Tax tweaks not enough to erase concerns for P.E.I small businesses

P.E.I. small business advocates are still unimpressed with the federal government's latest changes to its proposed controversial tax reforms.

Bill Morneau announced concessions to federal tax changes on Wednesday after initial backlash

Minister of Finance Bill Morneau responds during question period in the House of Commons. Finance Canada unveiled new 'clarifications' to its proposed small business tax changes Wednesday. (Sean Kilpatrick/Canadian Press)

P.E.I. small business advocates are still unimpressed with the federal government's latest changes to its proposed controversial tax reforms.

Federal Finance Minister Bill Morneau outlined an update to the government's proposed tax changes for small businesses on Wednesday. The changes were viewed as concessions to small business owners after there was severe backlash to the initial tax change announcement in July.

Erin McGrath-Gaudet, the P.E.I. director for the Canadian Federation of Independent Business, acknowledged that some of the changes have addressed their concerns but overall, the lack of clarity, the "substantial red tape" and the speedy timeline are not good for Island businesses.

She noted the changes regarding income sprinkling would affect roughly 70 per cent of the federation's members.

"This is adding a lot of red tape to get at what they suspect would be about three per cent of small businesses being caught in this category," McGrath-Gaudet said.

"From my perspective, the biggest concern is going to be that this is pretty subjective. Some of these exemptions are fairly clear, but even then there's still the option to go through a reasonableness test, which is subjective, it's CRA employees who judge what's a meaningful contribution to a business."

Rory Francis, president of the Greater Charlottetown Area Chamber of Commerce, said the "devil's in the details" when it comes to tax reform and who the changes affect and how, and noting that no economic impact studies have been done.

"I'm not sure anybody really understands what the implications will be for higher taxation on professional services, is that going to drive up consumer costs?" Francis said. "That should be a concern to governments, but in the absence of knowing that, we're still flying blind."

Too much, too fast?

A Senate committee recommended scrapping the plan or at least delaying it to January 2019 to allow time for businesses to prepare for the changes.

"To expect these provisions to come into place by January 1, 2018, that's just really not enough time for the affected businesses to understand the legislation and what it's going to mean and, in some cases, restructure their businesses to comply," Francis said.

He said he would be lobbying the government to delay the changes for one tax year, until 2019.

McGrath-Gaudet echoed those sentiments, saying 2.5 weeks' notice is not enough time for businesses to figure out if and how they might be impacted by the changes.

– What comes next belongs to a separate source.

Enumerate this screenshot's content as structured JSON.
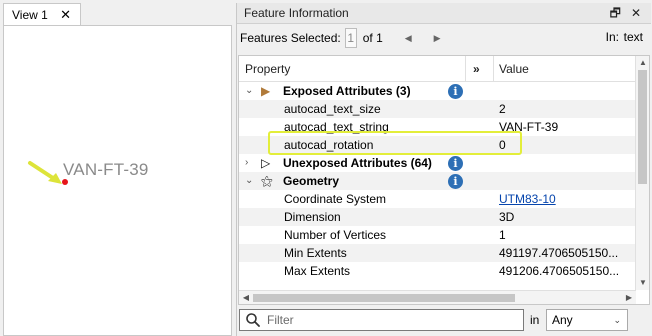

"This isn't a simple rate change, these are changing the entire structure of the tax system as it relates to income splitting, so it does take us some time to really dig in with professionals in these fields to really understand what it means and who will be impacted and how they'll be impacted."

With files from Laura Chapin